Did you know that unlike HiFi, which is the short form for High Fidelity, WiFi is definitely not the short form for Wireless Fidelity. We've had HiFi for decades, and WiFi is a far more recent invention ...
The Wi-Fi Alliance, the organization that owns the registered trademark for WiFi, specifically defines Wi-Fi as, "Wireless local area network products that are based on the Institute of Electrical and Electronics Engineers' 802.11 standards.".
Some days I have customers phoning me and saying, "my WiFi is not working" and what they actually mean is that the internet connection is down. Some days I get, "The Internet is down" when actually, the internet is active and the WiFi signal is poor from the device to the router, a local Access Point (APs) or WiFi Extender.
There are literally hundreds of devices that transmit WiFi signals and the main use is that WiFi hardware allows wireless transmission of data to and from a smartphone, smart speaker, tablet, smart TV and many other Internet-connected devices ... without the need for a cable.
The most common transmission device is the WiFi-enabled router which is connected to your broadband connection. The reason for so many access points and extenders on the market is due to the range of the in-built WiFi chip in a router.
Most routers are not in a central position in the house to send the signal out evenly and are usually located at one end of the premises and the signal is required at the other end of the property. When most people expect to simply connect via WiFi and have unlimited internet access, even the smallest problem with the signal can cause frustration.
There are literally thousands of WiFi signals floating around in the air and they only work on a range of 14 frequencies, not all of which can be used, depending on your country's regulations!
So, there's a huge potential for signal clashes. Routers and extenders would need to be adjusted to a different frequency to your neighbours' to help get a clean signal. This need has led to the explosion of MESH technology.
A master transmitter plugs in by cable to your router and substitutes the WiFi signal to its own. The slave units receive that signal and spread it out evenly to create a single network that covers a far greater area than the WiFi on the router can on its own.
The other advancement in WiFi technology has been the creation of the 5GHz band, in addition to the existing 2.4GHz one. Many common consumer devices are not equipped to pick up both frequencies to help load balance of WiFi transmitting equipment.
On a commercial and business basis, MESH systems allow whole buildings to be 'flooded' with access points with the same identification names and single passwords (but can still have company and guest access rights) so that users can stay connected wherever they are on the premises.
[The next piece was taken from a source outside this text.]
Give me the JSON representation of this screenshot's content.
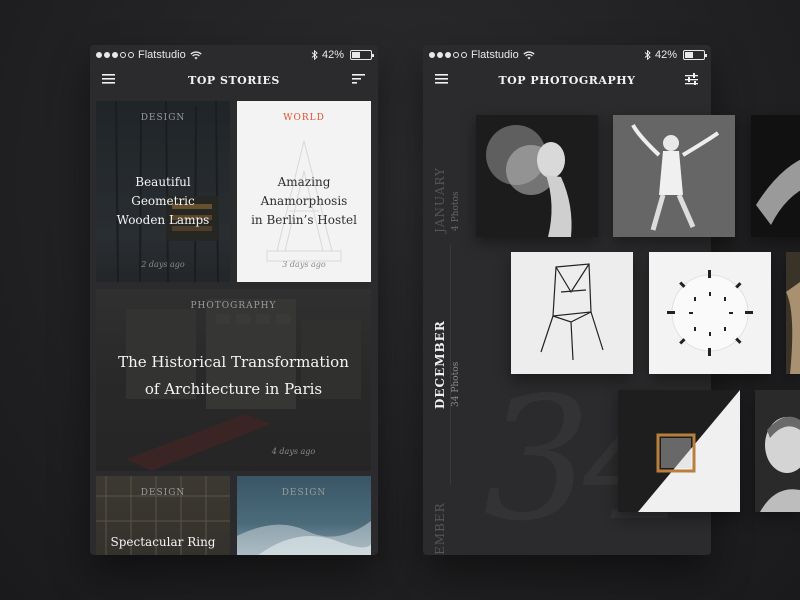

A single commercial-grade access point can cope with over a hundred (up to two hundred in some cases) simultaneous connections. The only funnel effect of experiencing a slow connection may be that the internet connection serving the building may not have enough bandwidth to support them all.
Here at BTS (UK), we carry out surveys to check the surrounding interference levels from other WiFi signals to understand the problems you're having. Whether you're at home or at your business premises, we can help you.
If you feel inspired to find out more then do call me on 07555 807700 or leave a comment below and I'll be in touch as soon as I can.